• _PROBLEM DETAILS_: Find every line in the records below that holds the word "Prinsengoed" and copy it.
[[ DATA UNDER STUDY open ]]
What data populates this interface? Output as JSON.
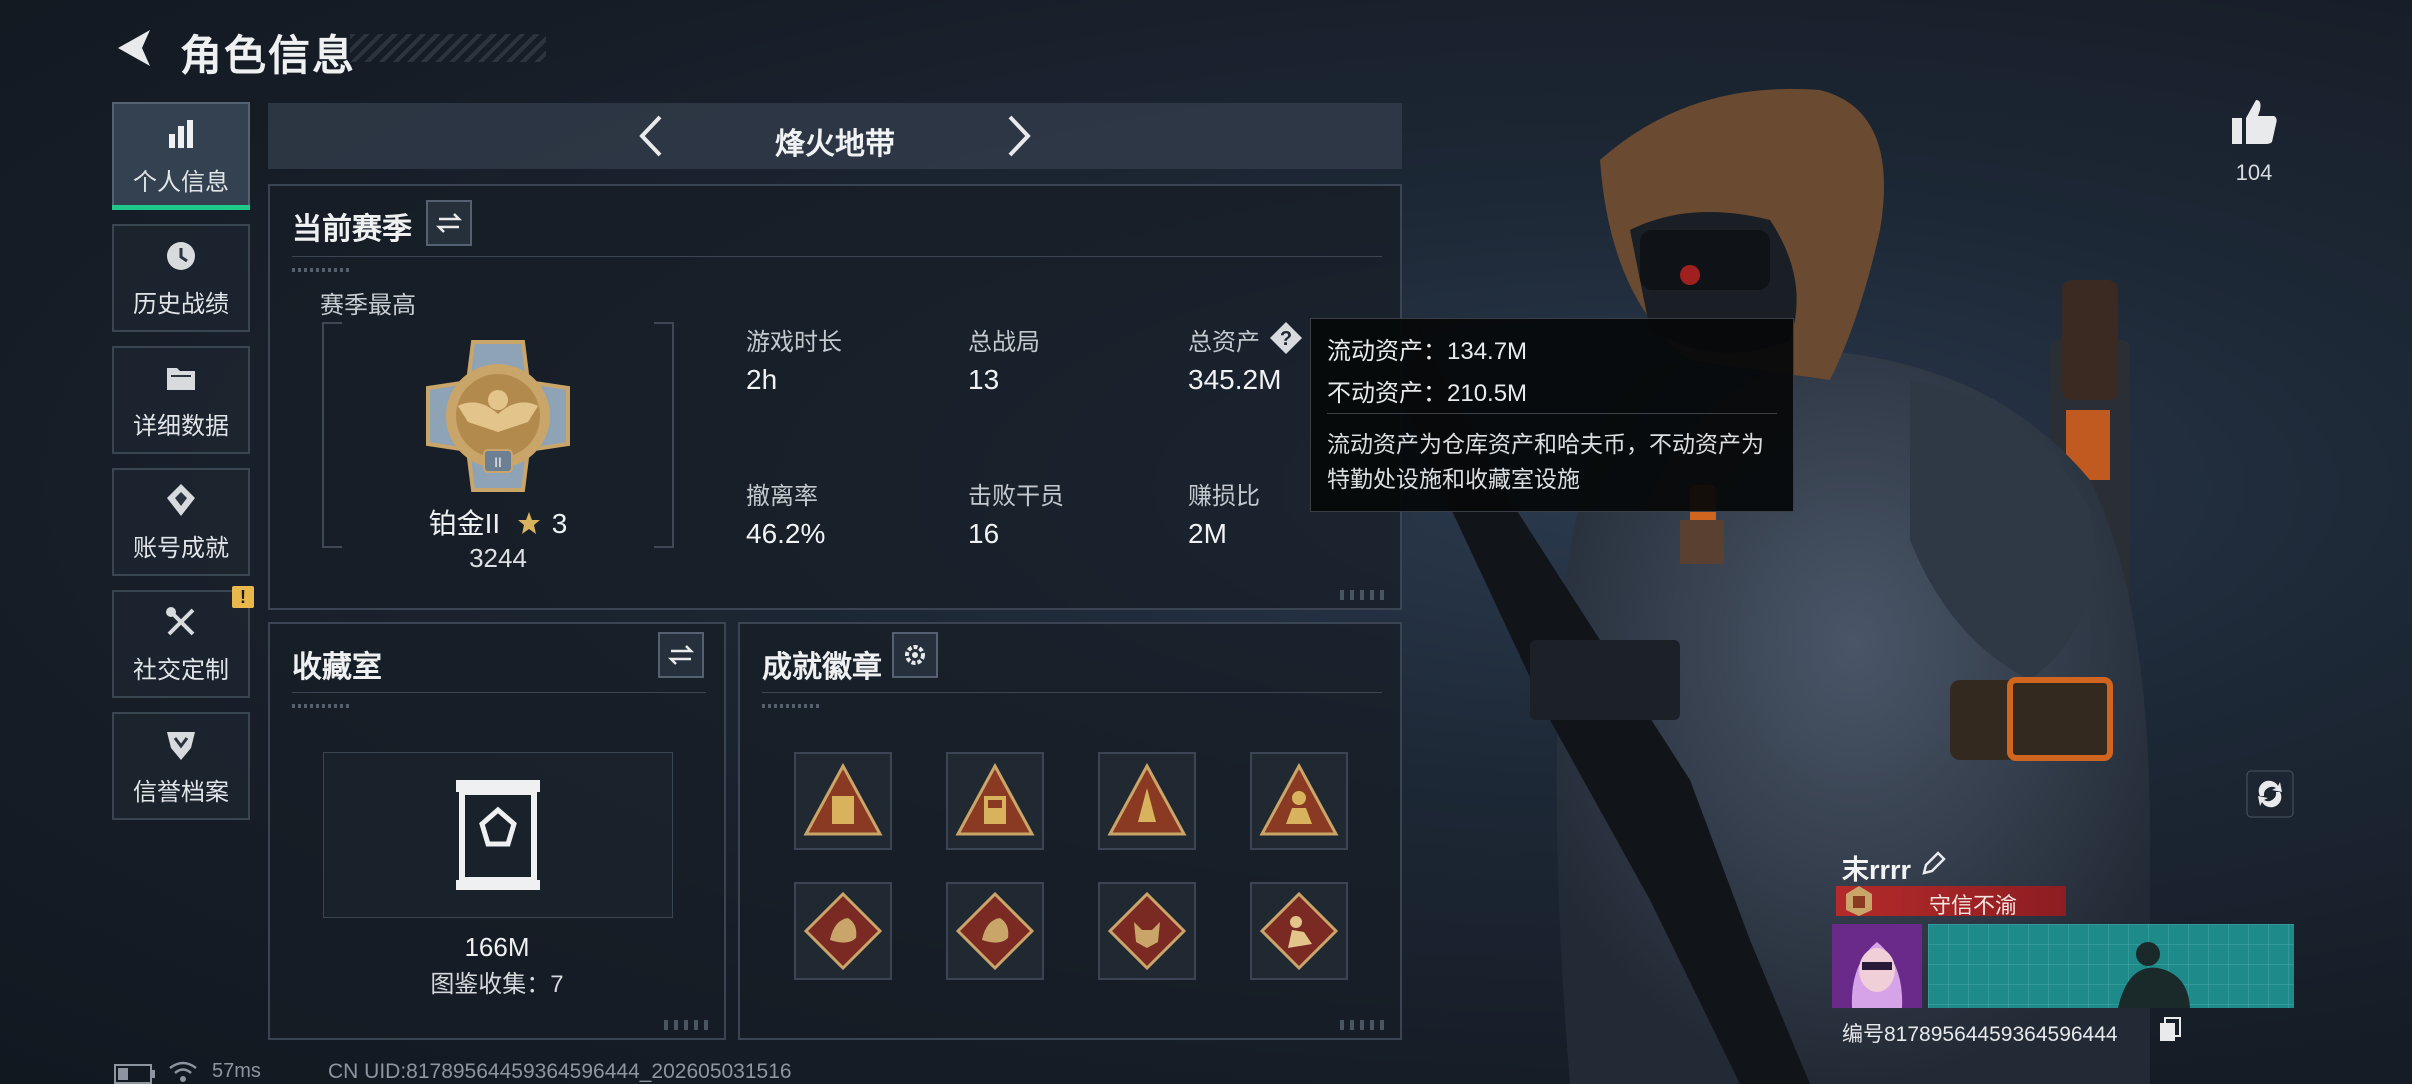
{
  "header": {
    "title": "角色信息"
  },
  "sidebar": {
    "items": [
      {
        "label": "个人信息",
        "icon": "stats-bars-icon",
        "active": true
      },
      {
        "label": "历史战绩",
        "icon": "history-clock-icon"
      },
      {
        "label": "详细数据",
        "icon": "folder-icon"
      },
      {
        "label": "账号成就",
        "icon": "achievement-icon"
      },
      {
        "label": "社交定制",
        "icon": "wrench-screwdriver-icon",
        "badge": "!"
      },
      {
        "label": "信誉档案",
        "icon": "reputation-shield-icon"
      }
    ]
  },
  "mode": {
    "title": "烽火地带"
  },
  "season": {
    "title": "当前赛季",
    "best_label": "赛季最高",
    "rank_name": "铂金II",
    "rank_stars": "3",
    "rank_points": "3244",
    "stats": [
      {
        "label": "游戏时长",
        "value": "2h"
      },
      {
        "label": "总战局",
        "value": "13"
      },
      {
        "label": "总资产",
        "value": "345.2M"
      },
      {
        "label": "撤离率",
        "value": "46.2%"
      },
      {
        "label": "击败干员",
        "value": "16"
      },
      {
        "label": "赚损比",
        "value": "2M"
      }
    ]
  },
  "tooltip": {
    "liquid": "流动资产：134.7M",
    "fixed": "不动资产：210.5M",
    "note": "流动资产为仓库资产和哈夫币，不动资产为特勤处设施和收藏室设施"
  },
  "vault": {
    "title": "收藏室",
    "value": "166M",
    "collection": "图鉴收集：7"
  },
  "badges": {
    "title": "成就徽章"
  },
  "social": {
    "likes": "104"
  },
  "player": {
    "name": "末rrrr",
    "title": "守信不渝",
    "id": "编号817895644593645964​44"
  },
  "footer": {
    "ping": "57ms",
    "uid": "CN UID:81789564459364596444_202605031516"
  },
  "colors": {
    "accent_green": "#1ec98a",
    "title_red": "#b52a2a",
    "warning_yellow": "#e8b84a",
    "gold": "#c9a56a"
  }
}
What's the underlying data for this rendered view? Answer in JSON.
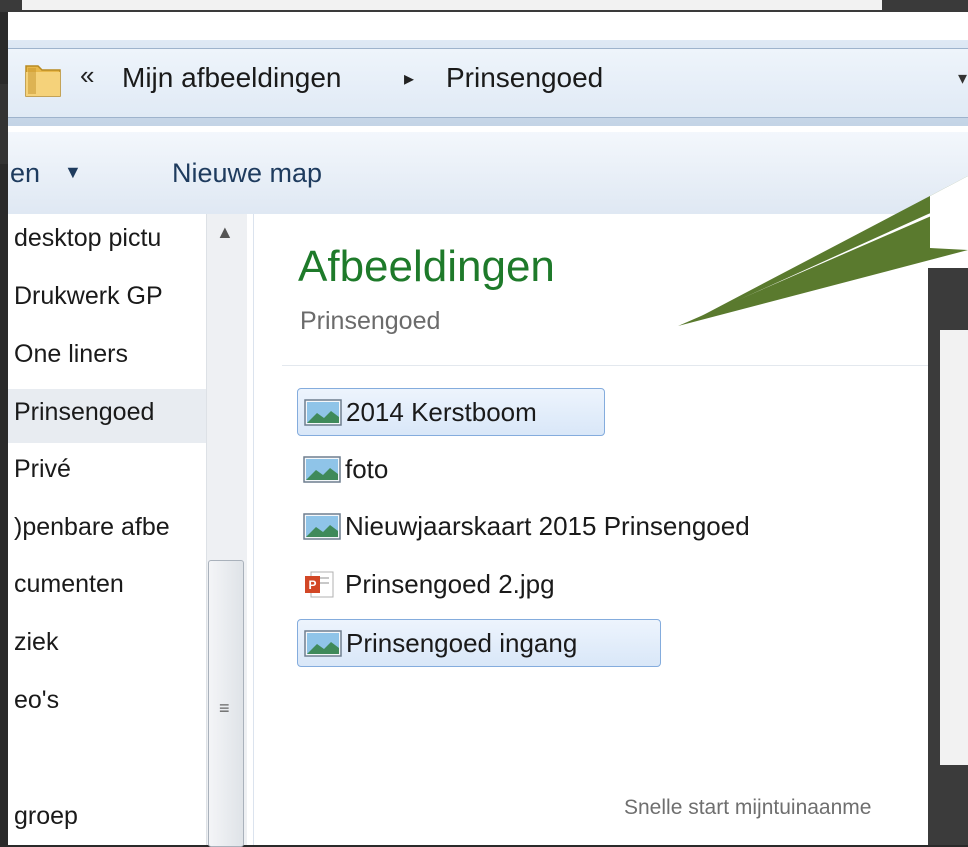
{
  "address": {
    "back_glyph": "«",
    "crumbs": [
      "Mijn afbeeldingen",
      "Prinsengoed"
    ],
    "separator": "▸",
    "dropdown_glyph": "▾"
  },
  "toolbar": {
    "organize_label": "en",
    "organize_arrow": "▼",
    "new_folder_label": "Nieuwe map"
  },
  "nav": {
    "items": [
      {
        "label": "desktop pictu",
        "selected": false
      },
      {
        "label": "Drukwerk GP",
        "selected": false
      },
      {
        "label": "One liners",
        "selected": false
      },
      {
        "label": "Prinsengoed",
        "selected": true
      },
      {
        "label": "Privé",
        "selected": false
      },
      {
        "label": ")penbare afbe",
        "selected": false
      },
      {
        "label": "cumenten",
        "selected": false
      },
      {
        "label": "ziek",
        "selected": false
      },
      {
        "label": "eo's",
        "selected": false
      },
      {
        "label": "",
        "selected": false
      },
      {
        "label": "groep",
        "selected": false
      }
    ],
    "scroll_up_glyph": "▲",
    "scroll_grip_glyph": "≡"
  },
  "library": {
    "title": "Afbeeldingen",
    "subtitle": "Prinsengoed"
  },
  "files": [
    {
      "name": "2014 Kerstboom",
      "type": "image",
      "selected": true
    },
    {
      "name": "foto",
      "type": "image",
      "selected": false
    },
    {
      "name": "Nieuwjaarskaart 2015 Prinsengoed",
      "type": "image",
      "selected": false
    },
    {
      "name": "Prinsengoed 2.jpg",
      "type": "powerpoint",
      "selected": false
    },
    {
      "name": "Prinsengoed ingang",
      "type": "image",
      "selected": true
    }
  ],
  "footer": {
    "text": "Snelle start mijntuinaanme"
  },
  "colors": {
    "library_title": "#1e7a2a",
    "arrow": "#5a7a2e",
    "selection_border": "#84acdd"
  }
}
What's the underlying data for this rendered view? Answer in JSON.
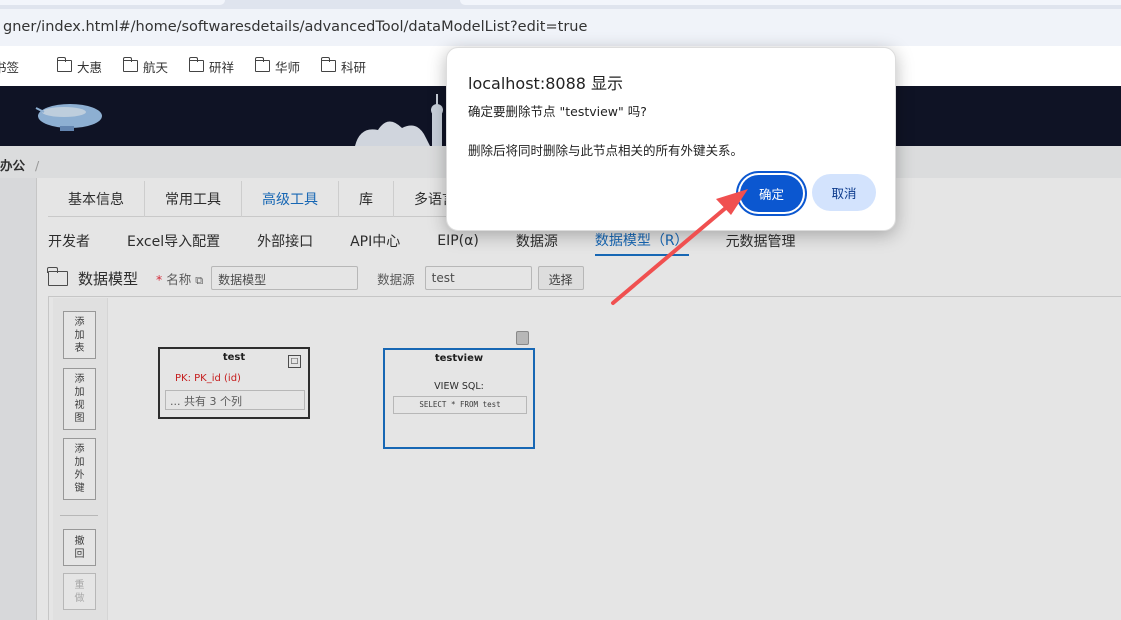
{
  "browser": {
    "url": "gner/index.html#/home/softwaresdetails/advancedTool/dataModelList?edit=true",
    "bookmarks": [
      "书签",
      "大惠",
      "航天",
      "研祥",
      "华师",
      "科研"
    ]
  },
  "breadcrumb": {
    "item": "办公",
    "separator": "/"
  },
  "main_tabs": [
    "基本信息",
    "常用工具",
    "高级工具",
    "库",
    "多语言"
  ],
  "main_tabs_active": "高级工具",
  "sub_tabs": [
    "开发者",
    "Excel导入配置",
    "外部接口",
    "API中心",
    "EIP(α)",
    "数据源",
    "数据模型（R）",
    "元数据管理"
  ],
  "sub_tabs_active": "数据模型（R）",
  "section": {
    "title": "数据模型",
    "name_label": "名称",
    "name_required": "*",
    "name_value": "数据模型",
    "datasource_label": "数据源",
    "datasource_value": "test",
    "select_button": "选择"
  },
  "toolbar": {
    "add_table": [
      "添",
      "加",
      "表"
    ],
    "add_view": [
      "添",
      "加",
      "视",
      "图"
    ],
    "add_fk": [
      "添",
      "加",
      "外",
      "键"
    ],
    "undo": [
      "撤",
      "回"
    ],
    "redo": [
      "重",
      "做"
    ]
  },
  "nodes": {
    "test": {
      "title": "test",
      "pk": "PK: PK_id (id)",
      "columns": "... 共有 3 个列",
      "min": "□"
    },
    "testview": {
      "title": "testview",
      "view_label": "VIEW SQL:",
      "sql": "SELECT * FROM test"
    }
  },
  "dialog": {
    "title": "localhost:8088 显示",
    "message": "确定要删除节点 \"testview\" 吗?",
    "detail": "删除后将同时删除与此节点相关的所有外键关系。",
    "ok": "确定",
    "cancel": "取消"
  },
  "colors": {
    "primary": "#0b57d0",
    "cancel_bg": "#d3e3fd",
    "arrow": "#f05050",
    "header_bg": "#11162a",
    "active_tab": "#1a73c9"
  }
}
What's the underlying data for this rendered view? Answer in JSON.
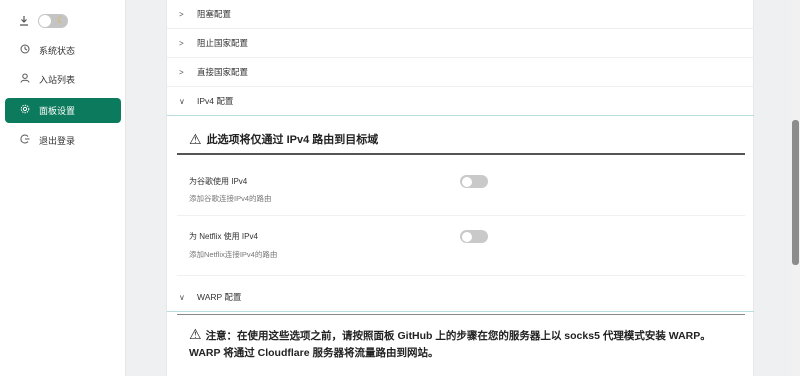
{
  "sidebar": {
    "theme_toggle_on": false,
    "items": [
      {
        "label": "系统状态",
        "icon": "dashboard-icon",
        "active": false
      },
      {
        "label": "入站列表",
        "icon": "user-icon",
        "active": false
      },
      {
        "label": "面板设置",
        "icon": "gear-icon",
        "active": true
      },
      {
        "label": "退出登录",
        "icon": "logout-icon",
        "active": false
      }
    ]
  },
  "sections": {
    "block": "阻塞配置",
    "block_country": "阻止国家配置",
    "direct_country": "直接国家配置",
    "ipv4": "IPv4 配置",
    "warp": "WARP 配置"
  },
  "ipv4_panel": {
    "warning": "此选项将仅通过 IPv4 路由到目标域",
    "settings": [
      {
        "label": "为谷歌使用 IPv4",
        "desc": "添加谷歌连接IPv4的路由",
        "enabled": false
      },
      {
        "label": "为 Netflix 使用 IPv4",
        "desc": "添加Netflix连接IPv4的路由",
        "enabled": false
      }
    ]
  },
  "warp_panel": {
    "warning": "注意：在使用这些选项之前，请按照面板 GitHub 上的步骤在您的服务器上以 socks5 代理模式安装 WARP。 WARP 将通过 Cloudflare 服务器将流量路由到网站。"
  },
  "colors": {
    "accent": "#0c7a5c",
    "open_border": "#b8dfdd"
  }
}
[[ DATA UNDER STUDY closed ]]
• _OUTPUT OF THE TASK_:
      "Prinsengoed"
        "label": "Prinsengoed",
    "subtitle": "Prinsengoed"
      "name": "Nieuwjaarskaart 2015 Prinsengoed",
      "name": "Prinsengoed 2.jpg",
      "name": "Prinsengoed ingang",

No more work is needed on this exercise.